### Provided material
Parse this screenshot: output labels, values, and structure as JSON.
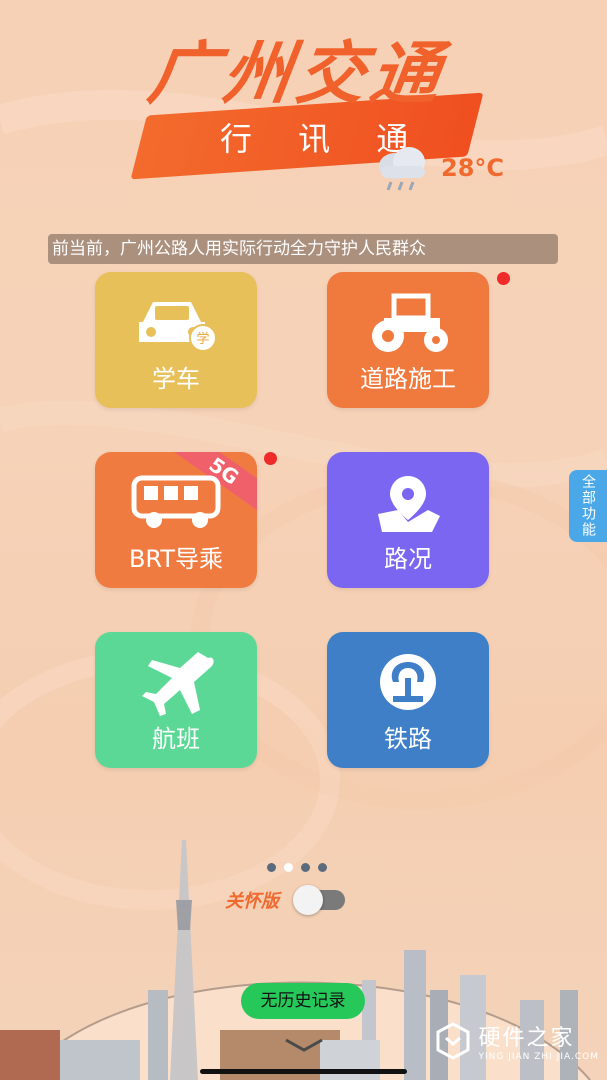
{
  "logo": {
    "title": "广州交通",
    "subtitle": "行 讯 通"
  },
  "weather": {
    "icon": "rain-cloud-icon",
    "temperature": "28°C"
  },
  "marquee": {
    "text": "前当前，广州公路人用实际行动全力守护人民群众"
  },
  "tiles": [
    {
      "label": "学车",
      "icon": "car-icon",
      "color": "#e8c05a"
    },
    {
      "label": "道路施工",
      "icon": "road-roller-icon",
      "color": "#f07a3e"
    },
    {
      "label": "BRT导乘",
      "icon": "bus-icon",
      "color": "#ef7b40",
      "badge": "5G"
    },
    {
      "label": "路况",
      "icon": "map-pin-icon",
      "color": "#7b66f2"
    },
    {
      "label": "航班",
      "icon": "airplane-icon",
      "color": "#5cd896"
    },
    {
      "label": "铁路",
      "icon": "railway-icon",
      "color": "#3f7fc8"
    }
  ],
  "car_badge": "学",
  "side_tab": "全部功能",
  "care_mode": {
    "label": "关怀版",
    "enabled": false
  },
  "history_button": "无历史记录",
  "watermark": {
    "title": "硬件之家",
    "subtitle": "YING JIAN ZHI JIA.COM"
  }
}
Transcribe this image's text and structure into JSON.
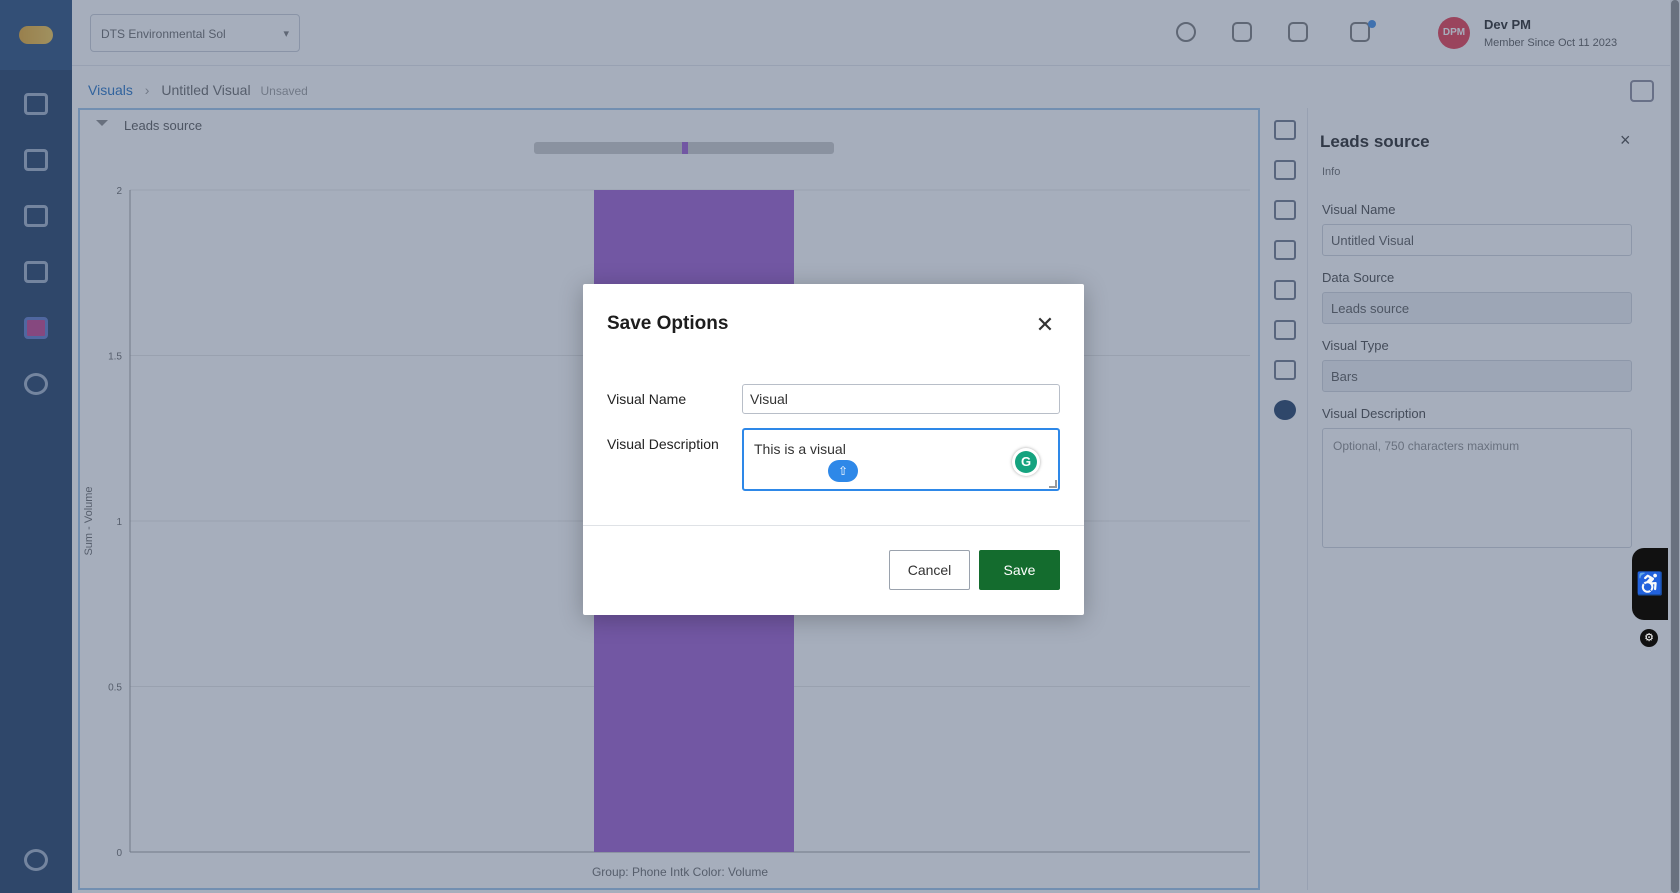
{
  "topbar": {
    "org_select_value": "DTS Environmental Sol",
    "user_name": "Dev PM",
    "user_sub": "Member Since Oct 11 2023",
    "avatar_initials": "DPM"
  },
  "breadcrumb": {
    "root": "Visuals",
    "current": "Untitled Visual",
    "status": "Unsaved"
  },
  "chart": {
    "title": "Leads source",
    "bar_color": "#9b59d0",
    "y_axis_label": "Sum - Volume",
    "footer_group_label": "Group:",
    "footer_group_value": "Phone Intk",
    "footer_color_label": "Color:",
    "footer_color_value": "Volume"
  },
  "chart_data": {
    "type": "bar",
    "categories": [
      ""
    ],
    "values": [
      2
    ],
    "ylim": [
      0,
      2
    ],
    "yticks": [
      0,
      0.5,
      1,
      1.5,
      2
    ],
    "grid": true
  },
  "properties": {
    "title": "Leads source",
    "info": "Info",
    "visual_name_label": "Visual Name",
    "visual_name_value": "Untitled Visual",
    "data_source_label": "Data Source",
    "data_source_value": "Leads source",
    "visual_type_label": "Visual Type",
    "visual_type_value": "Bars",
    "visual_description_label": "Visual Description",
    "visual_description_placeholder": "Optional, 750 characters maximum"
  },
  "modal": {
    "title": "Save Options",
    "close_symbol": "✕",
    "visual_name_label": "Visual Name",
    "visual_name_value": "Visual",
    "visual_description_label": "Visual Description",
    "visual_description_value": "This is a visual",
    "grammarly_letter": "G",
    "cancel_label": "Cancel",
    "save_label": "Save",
    "save_color": "#146c2e"
  },
  "widgets": {
    "a11y_symbol": "♿",
    "gear_symbol": "⚙"
  }
}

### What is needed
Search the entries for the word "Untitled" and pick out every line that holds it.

### Task response
    "current": "Untitled Visual",
    "visual_name_value": "Untitled Visual",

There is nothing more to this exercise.